‘Danger in the Air: How air pollution can affect brain development in young children’ notes that breathing in particulate air pollution can damage brain tissue and undermine cognitive development – with lifelong implications and setbacks.
“Not only do pollutants harm babies’ developing lungs – they can permanently damage their developing brains – and, thus, their futures,” said UNICEF Executive Director Anthony Lake. “Protecting children from air pollution not only benefits children. It is also benefits their societies – realized in reduced health care costs, increased productivity and a safer, cleaner environment for everyone.”
Satellite imagery reveals that South Asia has the largest proportion of babies living in the worst-affected areas, with 12.2 million babies residing where outdoor air pollution exceeds six times international limits set by the World Health Organization. The East Asia and Pacific region is home to some 4.3 million babies living in areas that exceed six times the limit.
The paper shows that air pollution, like inadequate nutrition and stimulation, and exposure to violence during the critical first 1,000 days of life, can impact children’s early childhood development by affecting their growing brains:
· Ultrafine pollution particles are so small that they can enter the blood stream, travel to the brain, and damage the blood-brain barrier, which can cause neuro-inflammation.
· Some pollution particles, such as ultrafine magnetite, can enter the body through the olfactory nerve and the gut, and, due to their magnetic charge, create oxidative stress – which is known to cause neurodegenerative diseases.
· Other types of pollution particles, such as polycyclic aromatic hydrocarbons, can damage areas in the brain that are critical in helping neurons communicate, the foundation for children’s learning and development.
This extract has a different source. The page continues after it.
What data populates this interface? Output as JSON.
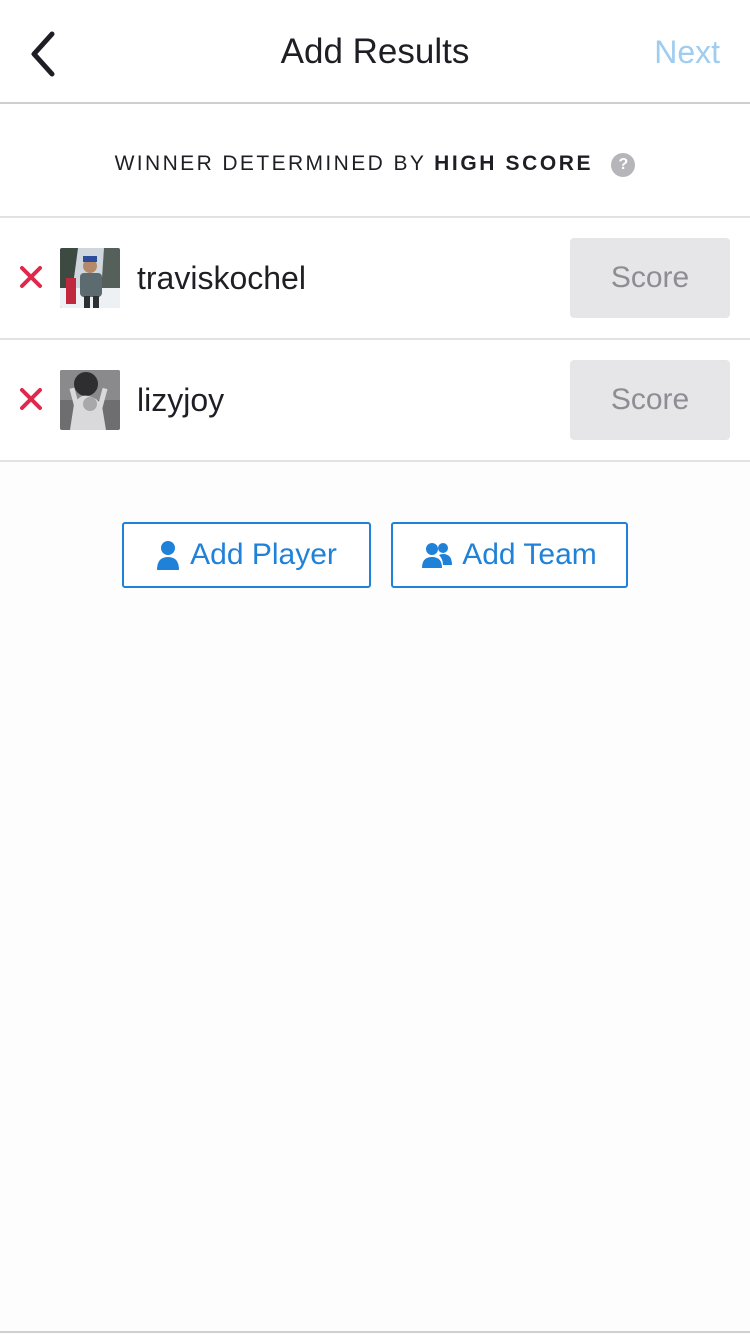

· A young child’s brain is especially vulnerable because it can be damaged by a smaller dosage of toxic chemicals, compared to an adult’s brain. Children are also highly vulnerable to air pollution because they breathe more rapidly and also because their physical defences and immunities are not fully developed.
The paper outlines urgent steps to reduce the impact of air pollution on babies’ growing brains, including immediate steps parents can take to reduce children’s exposure in the home to harmful fumes produced by tobacco products, cook stoves and heating fires:
· Reduce air pollution by investing in cleaner, renewable sources of energy to replace fossil fuel combustion; provide affordable access to public transport; increase green spaces in urban areas; and provide better waste management options to prevent open burning of harmful chemicals.
· Reduce children’s exposure to pollutants by making it feasible for children to travel during times of the day when air pollution is lower; provide appropriately fitting air filtration masks in extreme cases; and create smart urban planning so that major sources of pollution are not located near schools, clinics or hospitals.
· Improve children’s overall health to improve their resilience. This includes the prevention and treatment of pneumonia, as well as the promotion of exclusive breastfeeding and good nutrition.
· Improve knowledge and monitoring of air pollution. Reducing children’s exposure to pollutants and the sources of air pollution begins with understanding the quality of air they are breathing in the first place.
“No child should have to breathe dangerously polluted air – and no society can afford to ignore air pollution,” said Lake.